Step 2: Create a layer using the new date field created.
Go into properties in the edited layer. Under the time tab, place in the new date field created from Step 1 and enter in the time extent of the dataset. In this case, it will be from 2014-01-01 to 2018-12-31 as the data is between 2014 to 2018.
Step 3: Create Symbology as Heat Map
Go into the Symbology properties for the edited layer and select heat map under the drop down menu. Select 80 as its radius which will show the size of the density concentration in a heat map. Choose a color scheme and set the method as Dynamic. The method used will show how each color in the scheme relates to a density value. In a Dynamic setting versus and constant, the density is recalculated each time the map scale or map extent changes to reflect only those features that are currently in view. The Dynamic method is useful to view the distribution of data in a particular area, but is not valid for comparing different areas across a map (ArcGIS Pro Help Online).
Step 4: Convert Map to 3D global scene.
Go to View tab on the top and select convert to global scene. This will allow the user to create a 3D map feature when showing their animated heat map.
Step 5: Creating the 3D look.
Once a 3D scene is set, press and hold the middle mouse button and drag it down or up to create a 3D effect.
Step 6: Setting the time-series map.
Under the Time tab, set the start time and end time to create the 3 month interval snapshot. Ensure that “Use Time Span” is checked and the Start and End date is set between 2014 and 2018. See the image below for settings.
Step 7: Create a time Slider Steps for Animation Purposes
Under Animation tab, select the appropriate “Append Time” (the transition time between each frame). Usually 1 second is good enough, anything higher will be too slow. Make sure to check off maintain speed and append front before Importing the time Slider Steps. See below image.
Step 8: Editing additional cosmetics onto the animation.
Once the animation is created, you may add any additional layers to the frames such as Titles, Time Bar and Paragraphs.
There is a drop down section in the Animation tab that will allow you to add these cosmetic layers onto the frame.
Animation Timeline by frames will look like this below.
Step 9: Exporting to Video
There are many types of exports the user can choose to create. Such as Youtube, Vimeo, Twitter, Instagram, HD1080 and Gif. See below image for the settings to export the create animation video. You can also choose the number of frames per second, as this is a time-series snapshot no more than 30 frames per second is needed. Choose a place where you would like to export the video and lastly, click on Export.
As this was one of my first-time using ArcGIS Pro software, I find it very intuitive to learn as all the functions were easy to find and ready to use. I got lucky in finding a dataset that I didn’t have to format too much as the main fields I required were already there and the only thing required was editing the date format. The number of data in the dataset was sufficient for me to create a time series map that shows enough data across the city of Toronto spanning 3 months at a time. If there was less data, I would have to increase my time span. The 3D scene on ArcGIS Pro is very slow and created a lot of problems for me when trying to load my video onto set time frames. As a result of the high-quality 3D setting, I decided to use, it took couple of hours to render my video through the export tool. As the ArcGIS Pro software wasn’t made to create videos, I felt that there was lack of user video modification tools.

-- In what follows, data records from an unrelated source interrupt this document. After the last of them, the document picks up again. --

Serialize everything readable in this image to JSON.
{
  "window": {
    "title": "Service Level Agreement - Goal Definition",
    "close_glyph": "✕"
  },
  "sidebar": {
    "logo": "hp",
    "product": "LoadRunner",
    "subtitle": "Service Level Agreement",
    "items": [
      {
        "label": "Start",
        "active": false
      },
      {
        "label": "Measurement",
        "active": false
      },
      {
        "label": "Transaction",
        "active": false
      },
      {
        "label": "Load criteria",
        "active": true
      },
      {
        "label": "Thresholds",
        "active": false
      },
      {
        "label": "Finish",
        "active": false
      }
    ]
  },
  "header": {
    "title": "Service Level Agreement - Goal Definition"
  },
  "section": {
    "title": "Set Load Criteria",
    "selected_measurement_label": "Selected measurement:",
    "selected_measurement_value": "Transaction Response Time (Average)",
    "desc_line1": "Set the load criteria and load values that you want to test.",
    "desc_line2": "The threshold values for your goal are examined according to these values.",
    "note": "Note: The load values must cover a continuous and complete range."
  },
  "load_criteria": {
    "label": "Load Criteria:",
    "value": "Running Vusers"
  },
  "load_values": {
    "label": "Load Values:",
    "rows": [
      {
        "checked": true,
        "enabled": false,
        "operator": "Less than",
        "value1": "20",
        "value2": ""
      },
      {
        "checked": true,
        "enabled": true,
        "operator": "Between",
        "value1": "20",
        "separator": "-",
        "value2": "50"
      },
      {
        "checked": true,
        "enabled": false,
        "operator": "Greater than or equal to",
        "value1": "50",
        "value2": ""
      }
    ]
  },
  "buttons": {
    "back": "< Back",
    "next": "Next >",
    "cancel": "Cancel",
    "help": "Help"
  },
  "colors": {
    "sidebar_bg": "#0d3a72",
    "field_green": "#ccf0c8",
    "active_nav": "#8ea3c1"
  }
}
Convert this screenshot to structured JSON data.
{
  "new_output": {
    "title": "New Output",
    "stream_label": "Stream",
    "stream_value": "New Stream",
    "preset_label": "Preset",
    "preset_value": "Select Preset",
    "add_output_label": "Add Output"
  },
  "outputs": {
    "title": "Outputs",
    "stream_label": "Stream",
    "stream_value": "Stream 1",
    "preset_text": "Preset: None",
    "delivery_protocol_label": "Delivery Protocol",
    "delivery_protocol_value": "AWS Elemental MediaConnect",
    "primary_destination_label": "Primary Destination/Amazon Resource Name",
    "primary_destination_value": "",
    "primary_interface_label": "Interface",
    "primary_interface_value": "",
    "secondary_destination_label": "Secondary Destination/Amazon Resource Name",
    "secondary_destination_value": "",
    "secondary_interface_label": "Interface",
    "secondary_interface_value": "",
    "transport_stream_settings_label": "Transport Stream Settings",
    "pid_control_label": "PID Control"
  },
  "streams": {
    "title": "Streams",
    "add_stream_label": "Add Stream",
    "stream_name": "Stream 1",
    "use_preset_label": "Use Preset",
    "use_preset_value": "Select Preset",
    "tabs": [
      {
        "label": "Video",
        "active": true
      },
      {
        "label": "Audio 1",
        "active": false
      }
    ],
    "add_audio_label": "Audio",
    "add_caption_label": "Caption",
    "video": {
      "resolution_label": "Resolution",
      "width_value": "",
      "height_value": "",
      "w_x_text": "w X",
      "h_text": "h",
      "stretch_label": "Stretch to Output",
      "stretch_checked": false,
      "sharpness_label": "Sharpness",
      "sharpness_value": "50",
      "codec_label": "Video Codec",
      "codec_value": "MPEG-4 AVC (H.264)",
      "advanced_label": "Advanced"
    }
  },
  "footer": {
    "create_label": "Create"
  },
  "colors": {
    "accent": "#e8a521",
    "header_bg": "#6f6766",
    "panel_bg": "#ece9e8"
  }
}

Heat Map Videos Export
- Theft in Downtown Toronto between 2014-2018. A Time-Series Heat Map Animation using a 3 month Interval.
- Robbery in Downtown Toronto between 2014-2018. A Time-Series Heat Map Animation using a 3 month Interval.
- Break and Enter in Downtown Toronto between 2014-2018. A Time-Series Heat Map Animation using a 3 month Interval.
- Auto Theft across the City of Toronto between 2014-2018. A Time-Series Heat Map Animation using a 3 month Interval.
- Assault across the City of Toronto between 2014-2018. A Time-Series Heat Map Animation using a 3 month Interval.